Task statement:
Locate the word "사업계획" in the material, then show every line that holds it.

Information supplied:
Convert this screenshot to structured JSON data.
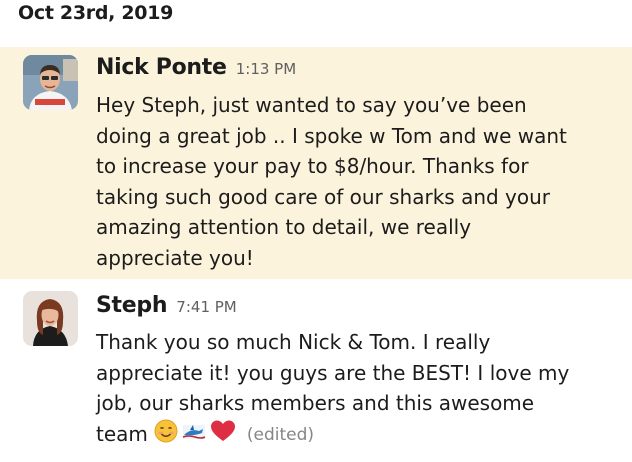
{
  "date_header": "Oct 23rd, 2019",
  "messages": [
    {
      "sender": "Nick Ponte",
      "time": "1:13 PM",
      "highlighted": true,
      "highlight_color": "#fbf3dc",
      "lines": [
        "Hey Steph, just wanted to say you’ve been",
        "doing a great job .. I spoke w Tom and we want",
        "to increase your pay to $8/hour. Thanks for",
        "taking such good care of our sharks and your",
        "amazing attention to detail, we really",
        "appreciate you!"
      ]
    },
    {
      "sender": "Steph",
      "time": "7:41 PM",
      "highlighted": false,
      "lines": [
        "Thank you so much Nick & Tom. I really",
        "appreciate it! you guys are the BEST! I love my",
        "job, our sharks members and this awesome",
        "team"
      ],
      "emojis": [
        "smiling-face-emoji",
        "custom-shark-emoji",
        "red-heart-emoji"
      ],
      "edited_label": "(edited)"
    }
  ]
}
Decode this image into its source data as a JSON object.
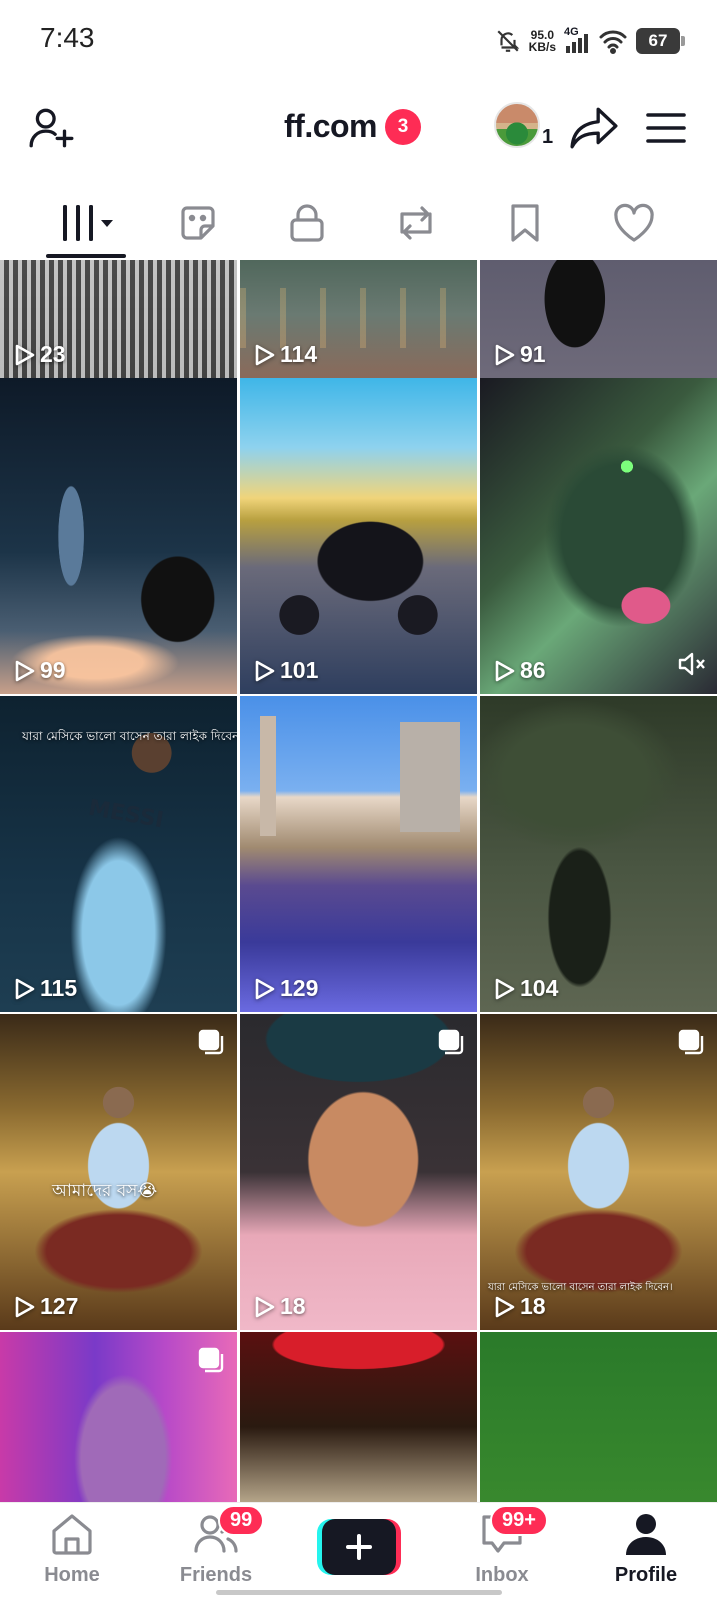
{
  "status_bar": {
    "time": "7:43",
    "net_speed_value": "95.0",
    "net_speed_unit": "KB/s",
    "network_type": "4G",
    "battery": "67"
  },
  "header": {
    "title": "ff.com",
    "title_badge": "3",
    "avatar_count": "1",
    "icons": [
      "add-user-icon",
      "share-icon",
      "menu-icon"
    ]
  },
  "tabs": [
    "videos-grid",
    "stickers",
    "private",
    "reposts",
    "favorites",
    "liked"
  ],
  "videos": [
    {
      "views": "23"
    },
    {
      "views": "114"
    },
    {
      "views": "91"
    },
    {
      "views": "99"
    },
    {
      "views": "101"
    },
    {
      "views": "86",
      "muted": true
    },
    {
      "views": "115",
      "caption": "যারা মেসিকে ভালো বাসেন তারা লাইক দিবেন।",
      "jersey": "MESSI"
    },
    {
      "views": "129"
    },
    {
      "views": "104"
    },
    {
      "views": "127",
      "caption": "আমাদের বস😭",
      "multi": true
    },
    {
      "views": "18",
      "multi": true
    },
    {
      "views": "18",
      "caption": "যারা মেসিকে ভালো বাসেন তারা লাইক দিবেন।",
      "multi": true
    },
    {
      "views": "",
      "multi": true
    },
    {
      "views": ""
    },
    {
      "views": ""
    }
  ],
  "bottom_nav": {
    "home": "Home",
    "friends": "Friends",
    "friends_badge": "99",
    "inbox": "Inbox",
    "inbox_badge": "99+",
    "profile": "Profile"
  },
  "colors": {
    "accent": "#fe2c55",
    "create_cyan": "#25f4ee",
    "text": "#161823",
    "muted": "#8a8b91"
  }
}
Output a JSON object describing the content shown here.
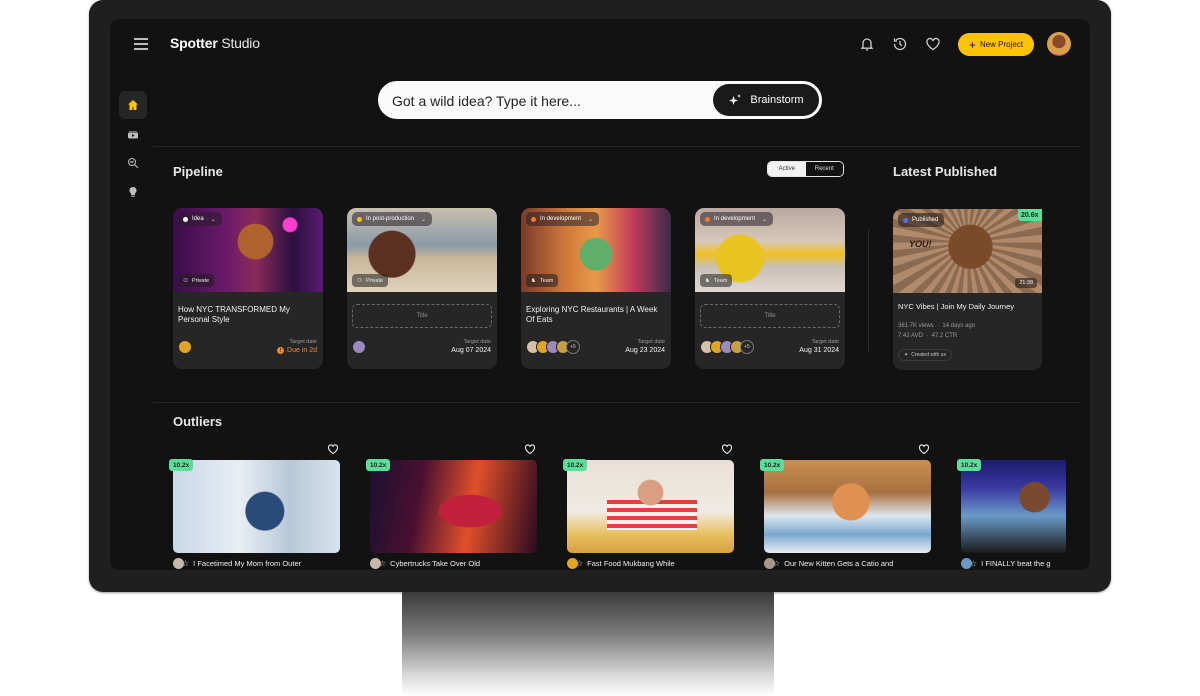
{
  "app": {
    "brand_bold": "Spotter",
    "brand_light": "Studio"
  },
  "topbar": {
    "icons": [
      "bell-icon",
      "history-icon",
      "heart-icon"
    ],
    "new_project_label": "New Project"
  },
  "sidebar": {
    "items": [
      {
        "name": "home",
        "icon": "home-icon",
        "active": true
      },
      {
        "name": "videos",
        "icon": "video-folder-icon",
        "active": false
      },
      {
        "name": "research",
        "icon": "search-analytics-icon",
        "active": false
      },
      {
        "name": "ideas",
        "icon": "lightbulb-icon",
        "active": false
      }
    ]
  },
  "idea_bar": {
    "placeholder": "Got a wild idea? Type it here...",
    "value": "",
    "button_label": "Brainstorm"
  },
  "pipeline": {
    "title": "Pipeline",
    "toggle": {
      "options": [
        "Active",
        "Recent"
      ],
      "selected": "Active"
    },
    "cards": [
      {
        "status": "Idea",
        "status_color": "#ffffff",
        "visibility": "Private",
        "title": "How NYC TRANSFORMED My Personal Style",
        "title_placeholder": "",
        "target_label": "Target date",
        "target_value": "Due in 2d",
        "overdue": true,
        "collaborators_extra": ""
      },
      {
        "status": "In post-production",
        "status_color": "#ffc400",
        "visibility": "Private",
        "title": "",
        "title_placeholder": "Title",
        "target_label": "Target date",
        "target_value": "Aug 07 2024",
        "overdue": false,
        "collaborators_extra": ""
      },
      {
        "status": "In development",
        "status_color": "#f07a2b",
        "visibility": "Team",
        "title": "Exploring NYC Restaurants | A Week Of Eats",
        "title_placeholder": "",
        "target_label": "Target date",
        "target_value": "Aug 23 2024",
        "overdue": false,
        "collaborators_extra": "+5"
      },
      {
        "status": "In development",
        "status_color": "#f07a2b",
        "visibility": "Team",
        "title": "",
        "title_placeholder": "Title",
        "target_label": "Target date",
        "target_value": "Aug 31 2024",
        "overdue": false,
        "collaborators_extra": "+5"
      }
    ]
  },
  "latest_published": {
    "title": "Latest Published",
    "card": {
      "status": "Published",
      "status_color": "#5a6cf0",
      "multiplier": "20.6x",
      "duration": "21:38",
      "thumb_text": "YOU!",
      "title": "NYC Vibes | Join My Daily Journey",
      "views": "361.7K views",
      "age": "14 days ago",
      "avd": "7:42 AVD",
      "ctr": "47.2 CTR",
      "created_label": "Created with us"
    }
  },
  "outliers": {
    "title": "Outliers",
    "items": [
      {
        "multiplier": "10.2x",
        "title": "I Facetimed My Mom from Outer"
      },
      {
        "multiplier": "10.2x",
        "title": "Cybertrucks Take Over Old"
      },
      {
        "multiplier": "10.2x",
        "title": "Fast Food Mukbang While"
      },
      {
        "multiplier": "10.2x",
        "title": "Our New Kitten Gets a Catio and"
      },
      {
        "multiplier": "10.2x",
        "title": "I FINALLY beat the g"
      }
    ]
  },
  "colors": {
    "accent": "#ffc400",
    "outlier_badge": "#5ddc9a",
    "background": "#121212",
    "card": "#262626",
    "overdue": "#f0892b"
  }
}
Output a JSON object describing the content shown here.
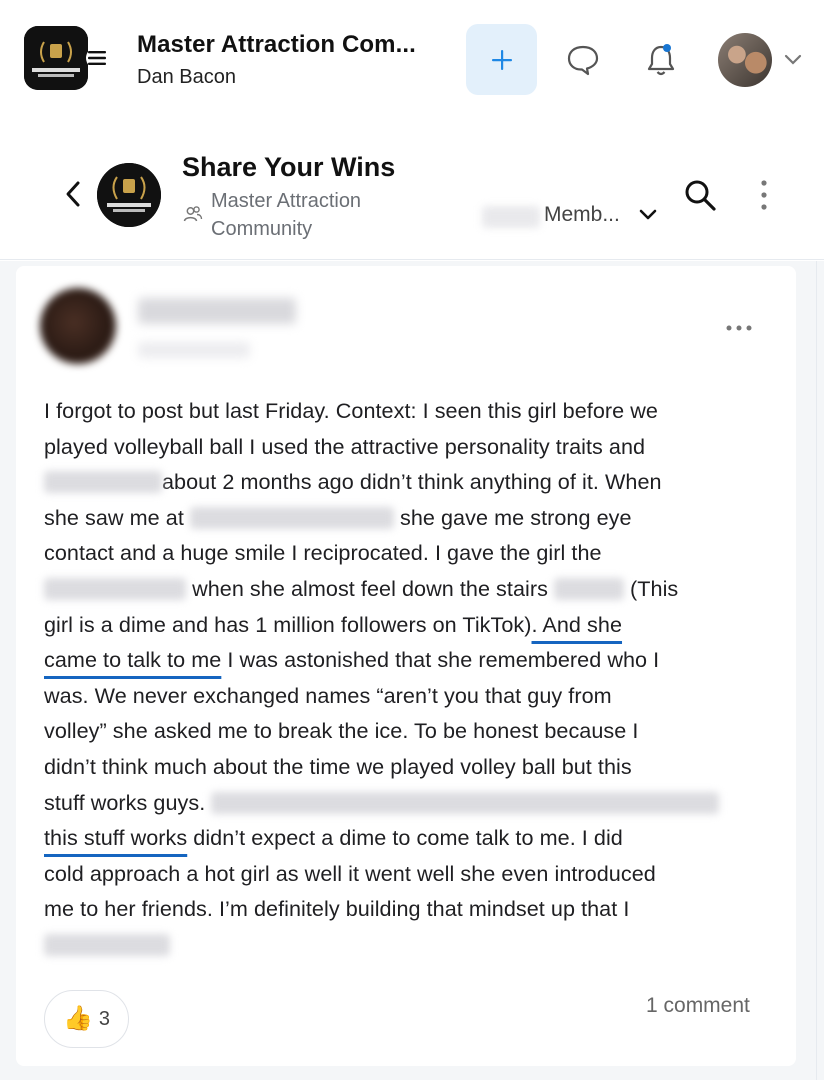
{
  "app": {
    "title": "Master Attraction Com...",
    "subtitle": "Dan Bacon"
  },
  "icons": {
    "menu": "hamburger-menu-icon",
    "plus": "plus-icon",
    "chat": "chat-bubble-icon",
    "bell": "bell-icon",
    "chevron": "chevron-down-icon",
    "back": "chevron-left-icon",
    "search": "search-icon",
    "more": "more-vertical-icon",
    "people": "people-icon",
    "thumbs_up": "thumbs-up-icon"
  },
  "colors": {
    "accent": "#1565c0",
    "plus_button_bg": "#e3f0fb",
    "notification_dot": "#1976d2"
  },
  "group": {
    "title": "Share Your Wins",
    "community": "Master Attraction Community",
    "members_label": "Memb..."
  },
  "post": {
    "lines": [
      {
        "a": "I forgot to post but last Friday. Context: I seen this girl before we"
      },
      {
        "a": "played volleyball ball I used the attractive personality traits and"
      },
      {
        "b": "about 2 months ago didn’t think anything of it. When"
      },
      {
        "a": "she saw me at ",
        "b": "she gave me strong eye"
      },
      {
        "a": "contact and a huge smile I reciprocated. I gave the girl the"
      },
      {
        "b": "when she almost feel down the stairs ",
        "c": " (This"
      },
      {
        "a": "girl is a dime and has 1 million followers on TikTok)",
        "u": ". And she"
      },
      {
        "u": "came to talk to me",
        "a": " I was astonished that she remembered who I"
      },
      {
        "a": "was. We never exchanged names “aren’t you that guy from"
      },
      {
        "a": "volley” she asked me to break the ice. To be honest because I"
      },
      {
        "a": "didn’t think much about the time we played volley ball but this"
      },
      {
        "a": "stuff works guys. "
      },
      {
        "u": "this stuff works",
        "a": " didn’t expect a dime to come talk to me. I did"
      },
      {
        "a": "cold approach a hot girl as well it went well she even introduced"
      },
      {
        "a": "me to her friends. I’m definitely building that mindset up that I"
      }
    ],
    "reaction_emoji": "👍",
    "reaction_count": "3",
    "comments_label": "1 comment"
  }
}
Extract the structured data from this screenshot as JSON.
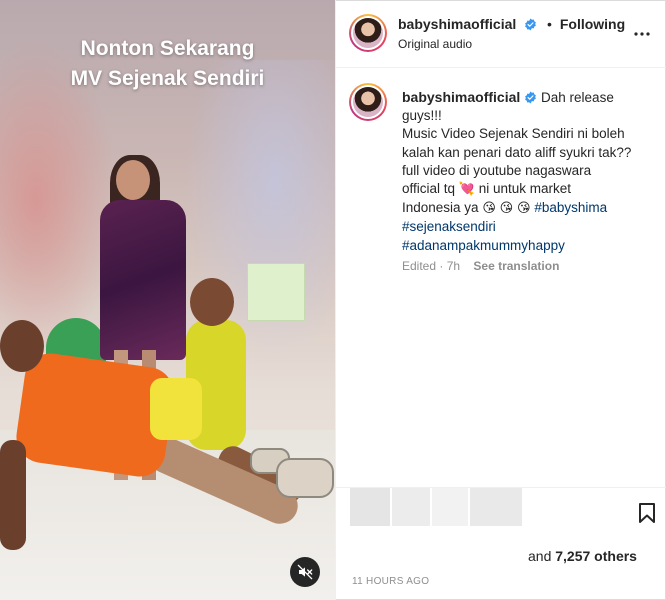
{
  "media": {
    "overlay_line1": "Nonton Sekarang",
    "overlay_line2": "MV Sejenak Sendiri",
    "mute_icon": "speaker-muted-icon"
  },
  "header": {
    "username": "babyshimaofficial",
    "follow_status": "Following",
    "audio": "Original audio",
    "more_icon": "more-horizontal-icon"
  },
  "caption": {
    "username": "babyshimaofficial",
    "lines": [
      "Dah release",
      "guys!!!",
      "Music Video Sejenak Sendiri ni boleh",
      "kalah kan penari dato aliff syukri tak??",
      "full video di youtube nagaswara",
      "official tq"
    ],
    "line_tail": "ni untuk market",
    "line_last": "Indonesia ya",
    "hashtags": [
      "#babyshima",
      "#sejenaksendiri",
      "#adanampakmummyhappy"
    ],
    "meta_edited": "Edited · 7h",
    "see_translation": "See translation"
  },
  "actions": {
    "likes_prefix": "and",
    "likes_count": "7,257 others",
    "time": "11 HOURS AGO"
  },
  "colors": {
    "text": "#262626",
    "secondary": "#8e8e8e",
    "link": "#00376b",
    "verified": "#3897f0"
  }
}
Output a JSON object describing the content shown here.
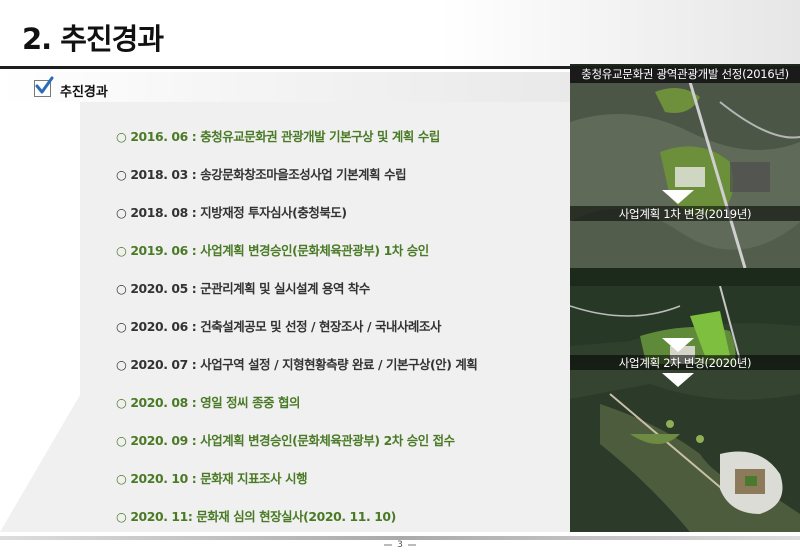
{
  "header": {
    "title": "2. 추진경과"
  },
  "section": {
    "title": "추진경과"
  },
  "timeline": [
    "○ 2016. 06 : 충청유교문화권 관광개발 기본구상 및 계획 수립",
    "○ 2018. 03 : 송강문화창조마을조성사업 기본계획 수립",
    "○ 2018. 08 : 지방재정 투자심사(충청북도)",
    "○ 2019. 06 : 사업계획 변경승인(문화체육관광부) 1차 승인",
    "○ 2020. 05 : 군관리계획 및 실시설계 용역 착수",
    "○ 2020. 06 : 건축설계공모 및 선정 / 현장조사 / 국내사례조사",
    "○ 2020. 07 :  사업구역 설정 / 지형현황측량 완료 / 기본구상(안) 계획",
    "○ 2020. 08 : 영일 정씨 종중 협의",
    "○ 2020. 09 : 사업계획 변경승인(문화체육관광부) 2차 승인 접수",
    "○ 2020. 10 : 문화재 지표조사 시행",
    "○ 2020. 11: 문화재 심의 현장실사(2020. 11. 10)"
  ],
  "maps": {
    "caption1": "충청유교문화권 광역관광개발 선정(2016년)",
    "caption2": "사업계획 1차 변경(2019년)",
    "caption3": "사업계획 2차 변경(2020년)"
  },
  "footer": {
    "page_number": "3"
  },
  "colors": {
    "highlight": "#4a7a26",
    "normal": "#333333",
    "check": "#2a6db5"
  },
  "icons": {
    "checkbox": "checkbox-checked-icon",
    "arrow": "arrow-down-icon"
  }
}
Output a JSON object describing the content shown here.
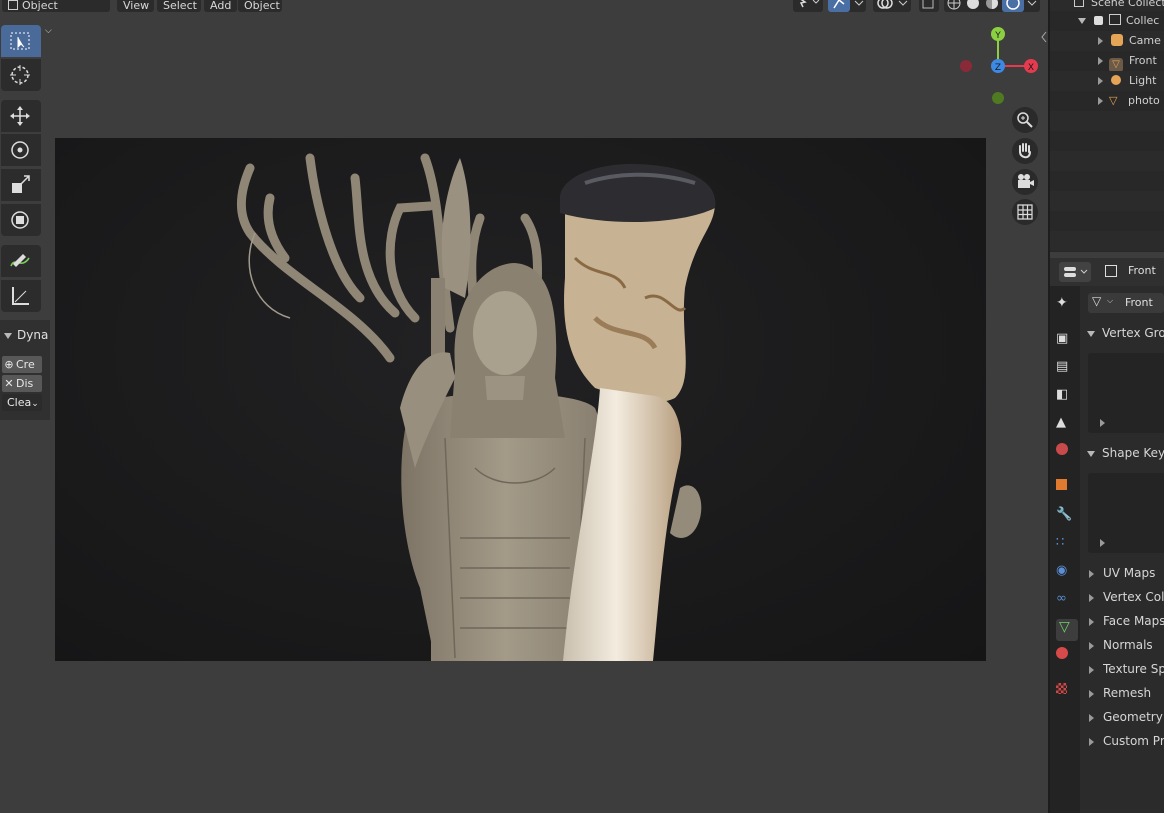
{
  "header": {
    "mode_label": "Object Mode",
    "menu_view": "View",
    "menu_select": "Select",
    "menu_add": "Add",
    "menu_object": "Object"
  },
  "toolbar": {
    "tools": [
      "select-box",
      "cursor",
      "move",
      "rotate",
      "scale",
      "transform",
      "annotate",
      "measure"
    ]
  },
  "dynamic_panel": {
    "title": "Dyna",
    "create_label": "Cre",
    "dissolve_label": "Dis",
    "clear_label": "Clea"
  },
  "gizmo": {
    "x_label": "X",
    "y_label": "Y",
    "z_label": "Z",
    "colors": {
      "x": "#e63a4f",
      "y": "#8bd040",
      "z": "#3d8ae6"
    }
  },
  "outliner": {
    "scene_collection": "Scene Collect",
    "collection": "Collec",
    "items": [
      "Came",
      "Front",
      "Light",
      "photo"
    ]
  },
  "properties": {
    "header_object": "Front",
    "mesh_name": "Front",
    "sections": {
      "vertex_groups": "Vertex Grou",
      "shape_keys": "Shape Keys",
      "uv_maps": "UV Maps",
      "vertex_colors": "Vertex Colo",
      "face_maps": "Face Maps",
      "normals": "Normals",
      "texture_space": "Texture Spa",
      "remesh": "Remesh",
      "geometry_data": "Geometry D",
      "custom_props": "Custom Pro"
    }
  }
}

Solution:
    "○ 2019. 06 : 사업계획 변경승인(문화체육관광부) 1차 승인",
    "○ 2020. 09 : 사업계획 변경승인(문화체육관광부) 2차 승인 접수",
    "caption2": "사업계획 1차 변경(2019년)",
    "caption3": "사업계획 2차 변경(2020년)"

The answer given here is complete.